Response to the Virginia Legislature
[Mount Vernon] Virginia 15th July 1784
With feelings which are more easy to be conceived than expressed, I meet, and reciprocate the congratulations of the Representatives of this Commonwealth, on the final establishment of peace.1
Nothing can add more to the pleasure which arises from a conscientious discharge of public trust, than the approbation of one’s Country. To have been, under a vicissitude of fortune, amidst the difficult and trying scenes of an arduous conflict, so happy as to meet this is in my mind to have attained the highest honor and the consideration of it, in my present peaceful retirement will heighten all my domestic enjoyments, and constitute my greatest felicity.
I should have been truly wanting in duty, and must have frustrated the great and important object for which we resorted to Arms, if seduced by a temporary regard of fame I had suffer’d the paltry love of it to have interfered with my Country’s welfare, the interest of which was the only inducement which carried me to the Field—or permitted the rights of civil authority, though but for a moment, to be violated and infringed by a power meant originally to rescue and confirm them.
For those rewards and blessings which you have invoked for me in this world, and for the fruition of that happiness which is to come, you have Gentlemen all my thanks and all my gratitude—I wish I could insure them to you, and the State you represent, an hundred fold.
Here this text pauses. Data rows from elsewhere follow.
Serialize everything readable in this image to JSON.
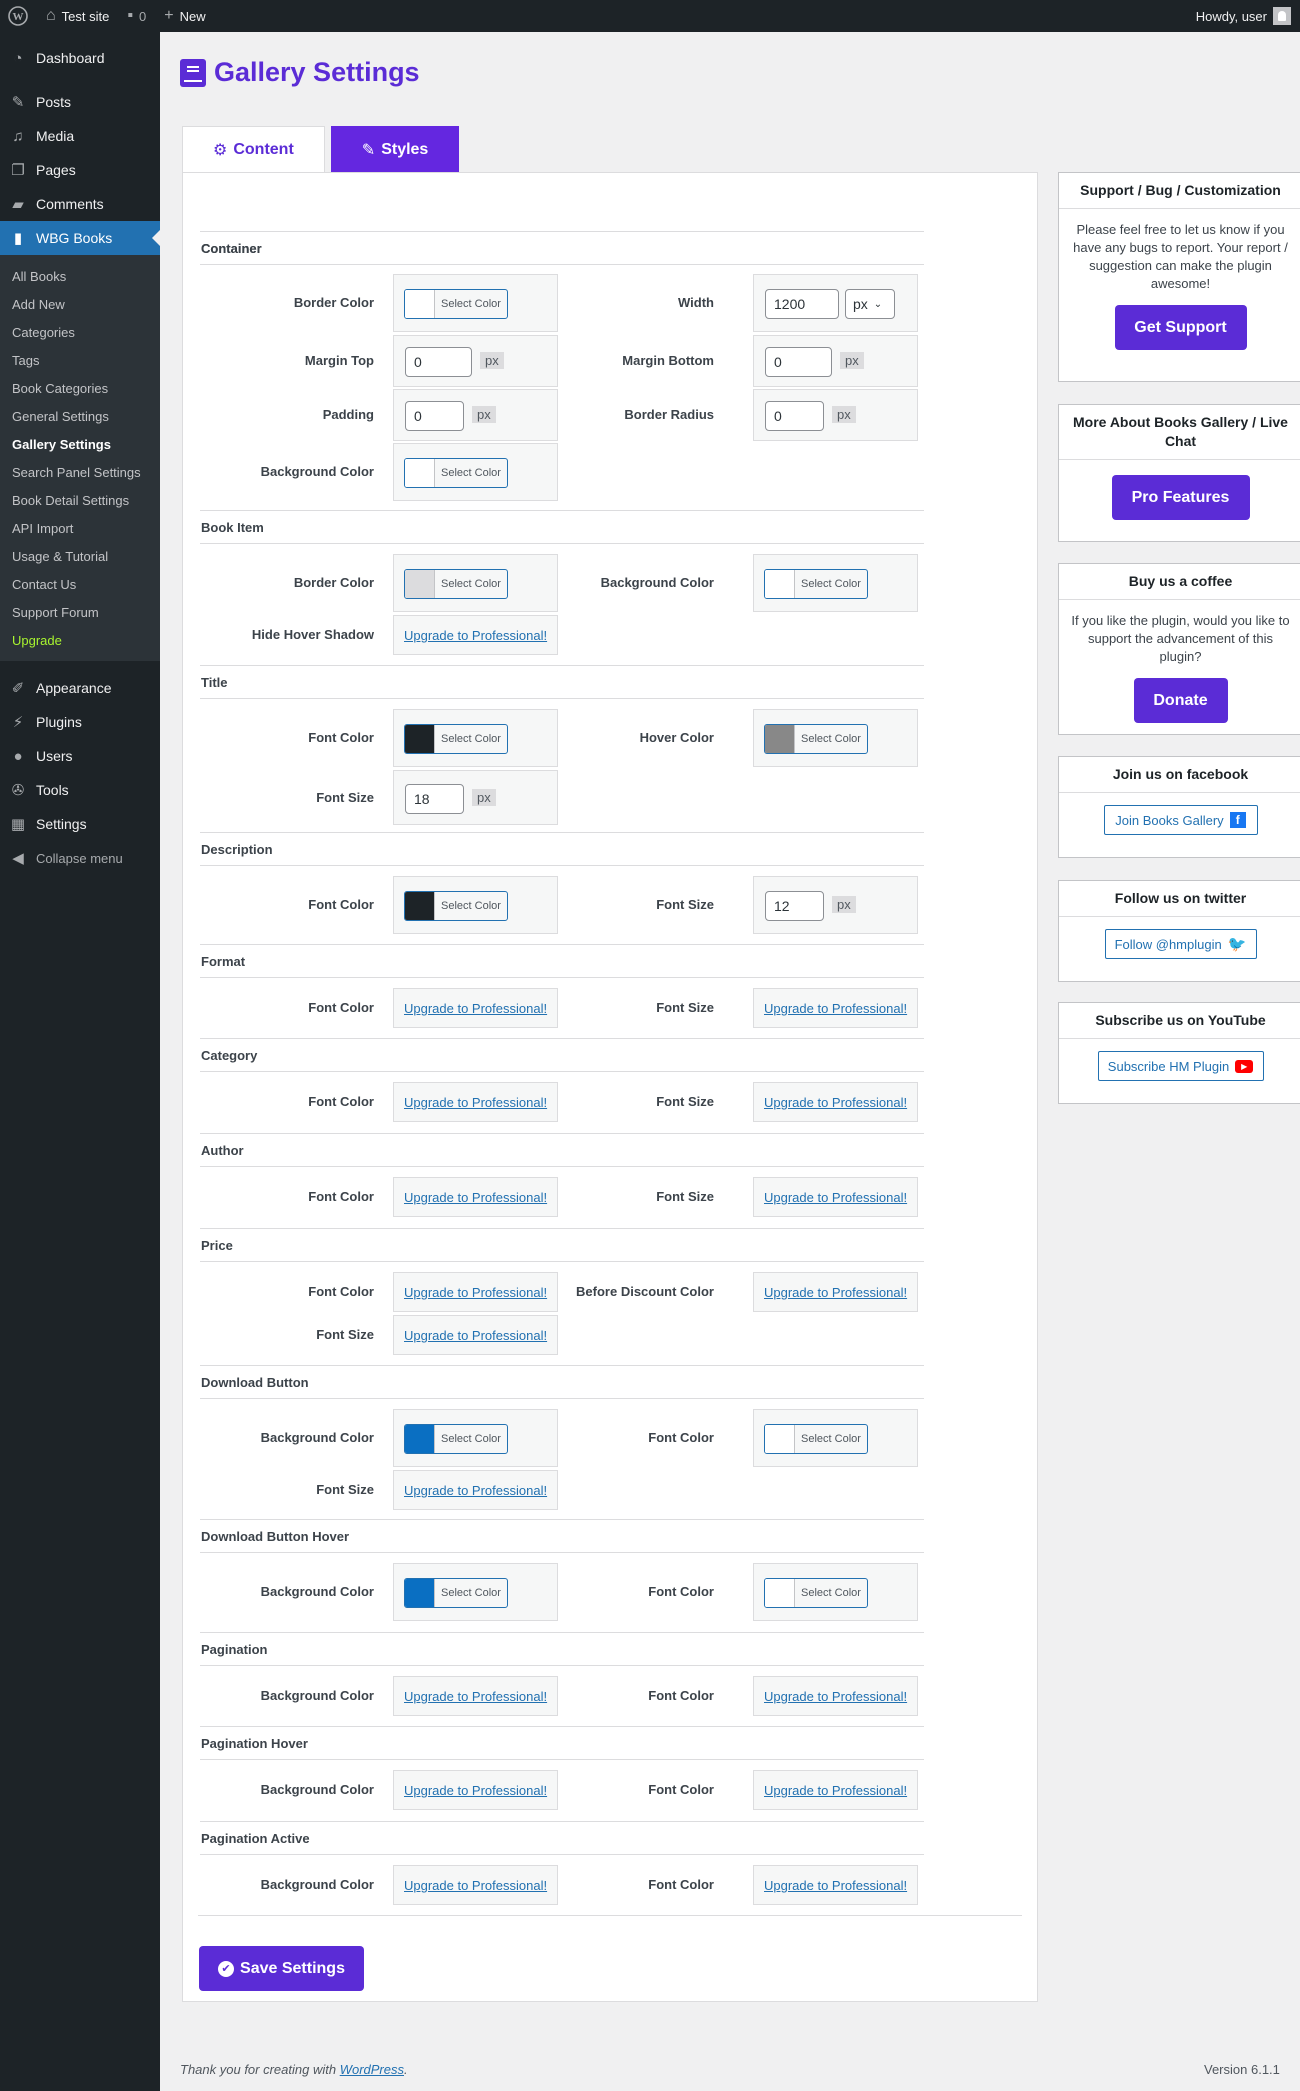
{
  "adminbar": {
    "site_name": "Test site",
    "comments_count": "0",
    "new_label": "New",
    "greeting": "Howdy, user"
  },
  "sidebar": {
    "items_top": [
      {
        "label": "Dashboard",
        "icon": "dashboard-icon"
      },
      {
        "label": "Posts",
        "icon": "pin-icon"
      },
      {
        "label": "Media",
        "icon": "media-icon"
      },
      {
        "label": "Pages",
        "icon": "pages-icon"
      },
      {
        "label": "Comments",
        "icon": "comment-icon"
      },
      {
        "label": "WBG Books",
        "icon": "book-icon"
      }
    ],
    "submenu": [
      "All Books",
      "Add New",
      "Categories",
      "Tags",
      "Book Categories",
      "General Settings",
      "Gallery Settings",
      "Search Panel Settings",
      "Book Detail Settings",
      "API Import",
      "Usage & Tutorial",
      "Contact Us",
      "Support Forum",
      "Upgrade"
    ],
    "items_bottom": [
      {
        "label": "Appearance",
        "icon": "brush-icon"
      },
      {
        "label": "Plugins",
        "icon": "plugin-icon"
      },
      {
        "label": "Users",
        "icon": "user-icon"
      },
      {
        "label": "Tools",
        "icon": "wrench-icon"
      },
      {
        "label": "Settings",
        "icon": "settings-icon"
      }
    ],
    "collapse": "Collapse menu"
  },
  "page": {
    "title": "Gallery Settings",
    "tabs": [
      "Content",
      "Styles"
    ],
    "select_color": "Select Color",
    "upgrade": "Upgrade to Professional!",
    "unit": "px",
    "save": "Save Settings"
  },
  "sections": {
    "container": {
      "title": "Container",
      "border_color": "Border Color",
      "width": "Width",
      "width_value": "1200",
      "width_unit": "px",
      "margin_top": "Margin Top",
      "margin_top_value": "0",
      "margin_bottom": "Margin Bottom",
      "margin_bottom_value": "0",
      "padding": "Padding",
      "padding_value": "0",
      "border_radius": "Border Radius",
      "border_radius_value": "0",
      "background_color": "Background Color"
    },
    "book_item": {
      "title": "Book Item",
      "border_color": "Border Color",
      "background_color": "Background Color",
      "hide_hover_shadow": "Hide Hover Shadow"
    },
    "title": {
      "title": "Title",
      "font_color": "Font Color",
      "hover_color": "Hover Color",
      "font_size": "Font Size",
      "font_size_value": "18"
    },
    "description": {
      "title": "Description",
      "font_color": "Font Color",
      "font_size": "Font Size",
      "font_size_value": "12"
    },
    "format": {
      "title": "Format",
      "font_color": "Font Color",
      "font_size": "Font Size"
    },
    "category": {
      "title": "Category",
      "font_color": "Font Color",
      "font_size": "Font Size"
    },
    "author": {
      "title": "Author",
      "font_color": "Font Color",
      "font_size": "Font Size"
    },
    "price": {
      "title": "Price",
      "font_color": "Font Color",
      "before_discount": "Before Discount Color",
      "font_size": "Font Size"
    },
    "download_button": {
      "title": "Download Button",
      "background_color": "Background Color",
      "font_color": "Font Color",
      "font_size": "Font Size"
    },
    "download_button_hover": {
      "title": "Download Button Hover",
      "background_color": "Background Color",
      "font_color": "Font Color"
    },
    "pagination": {
      "title": "Pagination",
      "background_color": "Background Color",
      "font_color": "Font Color"
    },
    "pagination_hover": {
      "title": "Pagination Hover",
      "background_color": "Background Color",
      "font_color": "Font Color"
    },
    "pagination_active": {
      "title": "Pagination Active",
      "background_color": "Background Color",
      "font_color": "Font Color"
    }
  },
  "widgets": {
    "support": {
      "title": "Support / Bug / Customization",
      "text": "Please feel free to let us know if you have any bugs to report. Your report / suggestion can make the plugin awesome!",
      "button": "Get Support"
    },
    "more": {
      "title": "More About Books Gallery / Live Chat",
      "button": "Pro Features"
    },
    "coffee": {
      "title": "Buy us a coffee",
      "text": "If you like the plugin, would you like to support the advancement of this plugin?",
      "button": "Donate"
    },
    "facebook": {
      "title": "Join us on facebook",
      "button": "Join Books Gallery"
    },
    "twitter": {
      "title": "Follow us on twitter",
      "button": "Follow @hmplugin"
    },
    "youtube": {
      "title": "Subscribe us on YouTube",
      "button": "Subscribe HM Plugin"
    }
  },
  "footer": {
    "text": "Thank you for creating with",
    "link": "WordPress",
    "version": "Version 6.1.1"
  },
  "colors": {
    "accent": "#5b2cd6",
    "wp_blue": "#2271b1",
    "swatch_dark": "#1d2327",
    "swatch_gray": "#888888",
    "swatch_light": "#dcdcde",
    "swatch_blue": "#0a6fc2"
  }
}
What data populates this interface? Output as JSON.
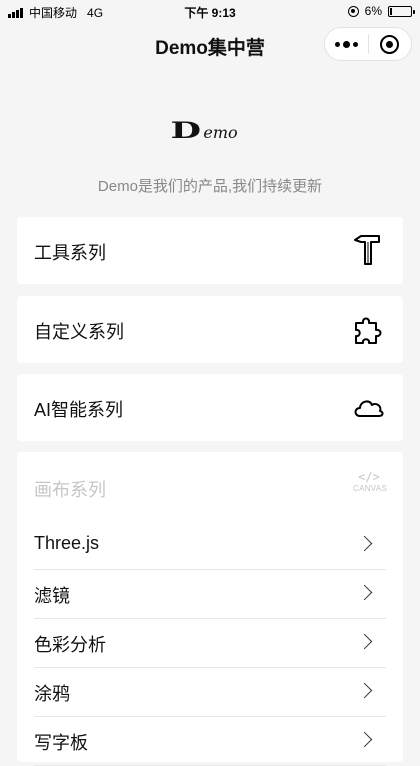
{
  "status_bar": {
    "carrier": "中国移动",
    "network": "4G",
    "time": "下午 9:13",
    "battery": "6%",
    "battery_level": 0.06
  },
  "nav": {
    "title": "Demo集中营"
  },
  "logo": {
    "initial": "D",
    "rest": "emo"
  },
  "subtitle": "Demo是我们的产品,我们持续更新",
  "cards": [
    {
      "label": "工具系列",
      "icon": "hammer-icon"
    },
    {
      "label": "自定义系列",
      "icon": "puzzle-icon"
    },
    {
      "label": "AI智能系列",
      "icon": "cloud-icon"
    }
  ],
  "canvas_section": {
    "title": "画布系列",
    "icon_code": "</>",
    "icon_word": "CANVAS",
    "items": [
      {
        "label": "Three.js"
      },
      {
        "label": "滤镜"
      },
      {
        "label": "色彩分析"
      },
      {
        "label": "涂鸦"
      },
      {
        "label": "写字板"
      }
    ]
  }
}
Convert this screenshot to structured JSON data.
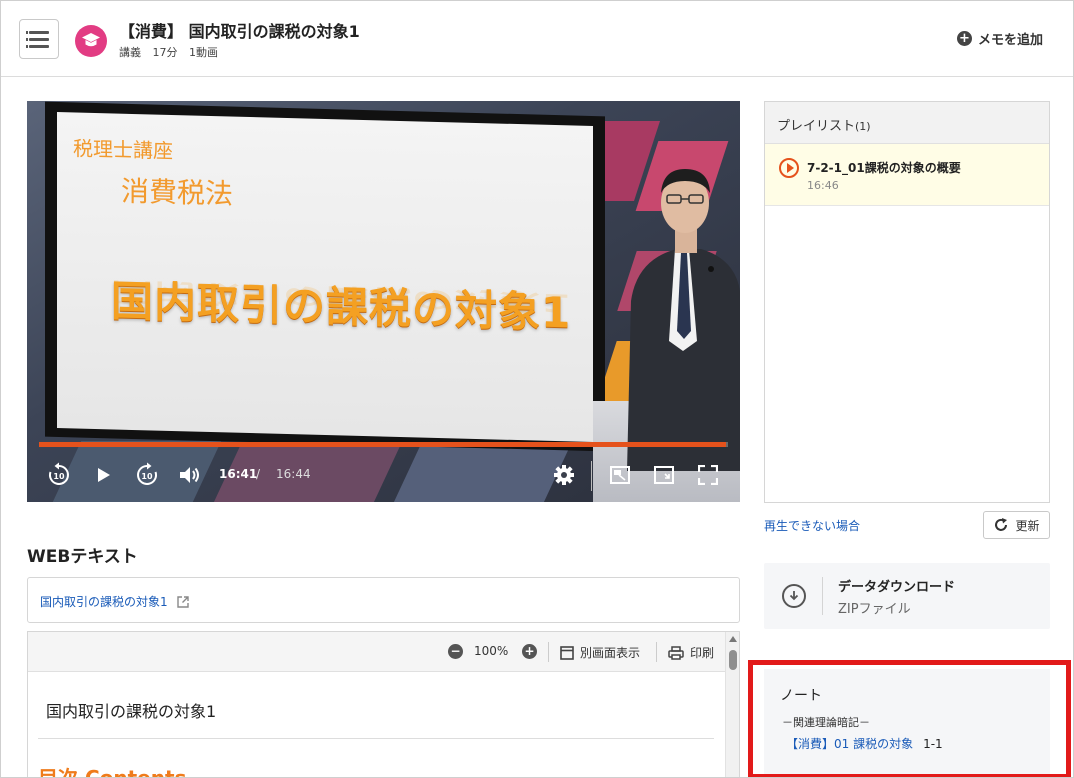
{
  "header": {
    "title": "【消費】 国内取引の課税の対象1",
    "meta": [
      "講義",
      "17分",
      "1動画"
    ],
    "memo_label": "メモを追加"
  },
  "video": {
    "slide_line1": "税理士講座",
    "slide_line2": "消費税法",
    "slide_title": "国内取引の課税の対象1",
    "current_time": "16:41",
    "time_separator": "/",
    "duration": "16:44",
    "progress": 0.997,
    "accent_color": "#e5521c"
  },
  "web_text": {
    "heading": "WEBテキスト",
    "link_label": "国内取引の課税の対象1",
    "zoom": "100%",
    "separate_window_label": "別画面表示",
    "print_label": "印刷",
    "doc_title": "国内取引の課税の対象1",
    "doc_toc": "目次 Contents"
  },
  "playlist": {
    "heading": "プレイリスト",
    "count": "(1)",
    "items": [
      {
        "title": "7-2-1_01課税の対象の概要",
        "time": "16:46"
      }
    ],
    "cant_play_label": "再生できない場合",
    "refresh_label": "更新"
  },
  "download": {
    "title": "データダウンロード",
    "subtitle": "ZIPファイル"
  },
  "note": {
    "title": "ノート",
    "subtitle": "－関連理論暗記－",
    "link_label": "【消費】01 課税の対象",
    "link_number": "1-1",
    "highlight_color": "#e21a1a"
  }
}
LB, DLC:GW; ADf, DLC:GW.
1. The Virginia Gazette or the American Advertiser (Richmond), 14 Aug. 1784, reported: “A joint Committee of the two Houses of Assembly was appointed to wait on the General, and present the foregoing address [see doc. II] to wit: On the part of the House of Delegates, Mr [Joseph] Jones (of King George), Mr [William] Grayson, Mr [William] Brent, Mr [Alexander] Henderson, and Mr [Thomas] West. And on the part of the Senate, Mr [Burwell] Bassett, Mr [William] Fitzhugh, and Mr Henry Lee.
“The Joint Committee accordingly waited upon the General at his seat of Mount Vernon, and presented the Address, to which he was pleased to return the following Answer.”
The text of GW’s response followed.